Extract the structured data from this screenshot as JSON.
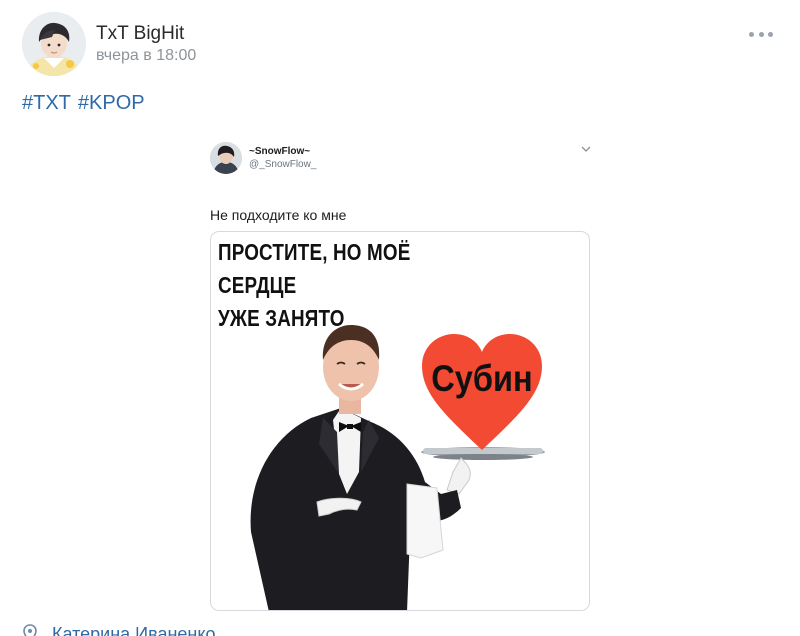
{
  "post": {
    "author_name": "TxT BigHit",
    "timestamp": "вчера в 18:00",
    "hashtags": [
      "#TXT",
      "#KPOP"
    ]
  },
  "tweet": {
    "display_name": "~SnowFlow~",
    "handle": "@_SnowFlow_",
    "text": "Не подходите ко мне",
    "meme": {
      "caption_lines": [
        "ПРОСТИТЕ, НО МОЁ",
        "СЕРДЦЕ",
        "УЖЕ ЗАНЯТО"
      ],
      "heart_label": "Субин",
      "heart_color": "#f24a33"
    }
  },
  "footer": {
    "text": "Катерина Иваненко"
  },
  "colors": {
    "link": "#2f6aa6",
    "muted": "#8e9399",
    "dots": "#9aa3ad"
  },
  "icons": [
    "more-icon",
    "chevron-down-icon",
    "heart-icon",
    "location-icon"
  ]
}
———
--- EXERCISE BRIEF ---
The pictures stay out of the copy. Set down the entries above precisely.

--- RESULT BELOW ---
Extract the structured data from this screenshot as JSON.
{
  "post": {
    "author_name": "TxT BigHit",
    "timestamp": "вчера в 18:00",
    "hashtags": [
      "#TXT",
      "#KPOP"
    ]
  },
  "tweet": {
    "display_name": "~SnowFlow~",
    "handle": "@_SnowFlow_",
    "text": "Не подходите ко мне",
    "meme": {
      "caption_lines": [
        "ПРОСТИТЕ, НО МОЁ",
        "СЕРДЦЕ",
        "УЖЕ ЗАНЯТО"
      ],
      "heart_label": "Субин",
      "heart_color": "#f24a33"
    }
  },
  "footer": {
    "text": "Катерина Иваненко"
  },
  "colors": {
    "link": "#2f6aa6",
    "muted": "#8e9399",
    "dots": "#9aa3ad"
  },
  "icons": [
    "more-icon",
    "chevron-down-icon",
    "heart-icon",
    "location-icon"
  ]
}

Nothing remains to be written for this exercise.